But, according to Randy Evans, the executive director of the Iowa Freedom of Information Council, there is no law that prevents Wolf from providing further information.
While the law does not require the disclosure of those details from the law enforcement investigation, Evans said, “the law does not prevent the county attorney, sheriff, deputies, or other law enforcement from releasing those details.”
Responding to an information request filed under Iowa’s public record laws, Wolf provided copies of the citations police issued to Lassance and Shannon and copies of the dispatch call log, but he denied access to body camera footage that could provide details of how deputies conducted the call.
Jackson County Deputy Chad Roeder arrived first at the scene, followed by Clinton County deputies Andy Petersen and Mark Mahmens Jr. Roeder left the scene after deputies from Clinton County arrived.
When Lincoln was asked on Wednesday if his deputies had administered a sobriety test or a breathalyzer at the scene, Lincoln said that as far as he knew, they had not.
“Without looking or talking to the deputies that were there, I can’t answer why they didn’t do it,” Lincoln said. “But I know those deputies. If they had a reason to believe they could do so and felt it necessary, they would have.
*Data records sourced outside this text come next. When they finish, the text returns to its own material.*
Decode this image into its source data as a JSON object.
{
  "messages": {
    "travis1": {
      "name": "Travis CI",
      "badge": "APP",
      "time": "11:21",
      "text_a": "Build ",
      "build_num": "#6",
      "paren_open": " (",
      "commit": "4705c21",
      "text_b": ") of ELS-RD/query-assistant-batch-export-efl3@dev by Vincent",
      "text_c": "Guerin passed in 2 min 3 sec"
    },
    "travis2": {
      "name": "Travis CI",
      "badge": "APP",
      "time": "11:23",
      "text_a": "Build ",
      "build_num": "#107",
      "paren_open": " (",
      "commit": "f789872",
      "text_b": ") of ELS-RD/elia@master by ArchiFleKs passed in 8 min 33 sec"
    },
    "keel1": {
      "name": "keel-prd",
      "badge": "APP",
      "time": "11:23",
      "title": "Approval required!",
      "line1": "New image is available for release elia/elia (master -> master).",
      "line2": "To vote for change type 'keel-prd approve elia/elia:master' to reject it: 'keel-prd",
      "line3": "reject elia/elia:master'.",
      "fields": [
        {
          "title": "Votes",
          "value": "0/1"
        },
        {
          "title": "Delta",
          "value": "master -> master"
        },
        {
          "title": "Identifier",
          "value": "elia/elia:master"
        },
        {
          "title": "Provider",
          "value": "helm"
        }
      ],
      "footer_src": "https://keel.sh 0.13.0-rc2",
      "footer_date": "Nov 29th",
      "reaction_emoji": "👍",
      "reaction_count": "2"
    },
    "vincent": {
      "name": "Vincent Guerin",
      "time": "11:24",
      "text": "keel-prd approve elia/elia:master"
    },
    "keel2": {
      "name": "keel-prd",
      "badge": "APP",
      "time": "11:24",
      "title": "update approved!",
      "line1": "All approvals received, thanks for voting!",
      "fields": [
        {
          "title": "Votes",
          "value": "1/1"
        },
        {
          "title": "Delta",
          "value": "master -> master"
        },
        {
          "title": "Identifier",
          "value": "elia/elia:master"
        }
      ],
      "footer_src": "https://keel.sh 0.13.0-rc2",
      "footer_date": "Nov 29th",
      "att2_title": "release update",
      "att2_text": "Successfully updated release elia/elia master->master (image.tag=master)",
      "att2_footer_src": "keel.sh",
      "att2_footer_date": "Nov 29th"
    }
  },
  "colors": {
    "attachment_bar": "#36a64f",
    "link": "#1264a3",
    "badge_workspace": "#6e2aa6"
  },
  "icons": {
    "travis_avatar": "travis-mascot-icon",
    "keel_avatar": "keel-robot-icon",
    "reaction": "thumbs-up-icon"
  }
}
I have full faith my deputies were acting in full accordance of what they believe they could do to make a case, so they must have had reason to believe they didn’t.”
Lincoln said deputies “gave her [Lassance] a ride to a location in Maquoketa,” and that he didn’t know the details of how her car got home.
While Lincoln and Wolf denied access to body camera footage, the Jackson County Sheriff’s Department, responding to a separate open records request, showed The Sentinel-Press more than five minutes of video footage from Roeder’s body camera.
Footage shows the deputy asking Shannon why he was on the opposite side of the road from the car. Shannon said she (Lassance) told him to get as far away as possible.
Shannon picked up a dark-colored bag that had been leaning against a sign.
He said he had taken Lassance’s purse and keys.
Roeder repeatedly told Shannon that Clinton County would have to “figure out” the situation.
In the footage, Shannon tells deputies that he had cell phone video of Lassance punching him in the side of the face.
“Video doesn’t tell everything,” one of the Clinton County deputies said to Shannon.
Shannon told officers that he had asked Lassance to pull to the side of the road so he could urinate, then he grabbed her keys out of the ignition and her purse.
Shannon and Lassance had “both been drinking, I’m not going to lie,” Shannon told deputies in the body camera video.
Shannon told deputies that Lassance punched him but that he did not touch her.
A Clinton County deputy shined his flashlight toward Shannon’s face and commented that he did not see any marks or blood.
Then the video shows Roeder walking away from the scene before the footage ends.
Roeder’s body camera footage does not capture any images of Lassance.
The recording of Shannon’s 54-second telephone conversation with a Clinton County dispatcher provided numerous details of his call.
He told the dispatcher that he and his girlfriend were “pulled over on the side of the ditch” heading north on Highway 61.
“She’s multiply [sic] beat the shit out of me while she was driving,” Shannon told the dispatcher.
“She threw a cooler out the window,” Shannon said, according to the dispatcher’s log. “I’ve taken her keys from her because I don’t want her to injure anyone else.”
After the dispatcher asked Shannon to stay on the line, Shannon said, “She better lose her goddamned job.”
Evans, of the Iowa Freedom of Information Council, said it is cases such as this one “when law enforcement becomes secretive and doesn’t respond to logical questions the public has, that gives rise to speculation that some people get special treatment.”
Which, Evans said, can lead to a lack of public trust in the police force. “That’s the reason this is all so very unfortunate,” he said. “The public has a right to know that law enforcement officers are enforcing the law in a fair and equitable way for everybody they serve.”
Lassance declined to comment for this story, and Shannon did not respond to attempts to contact him.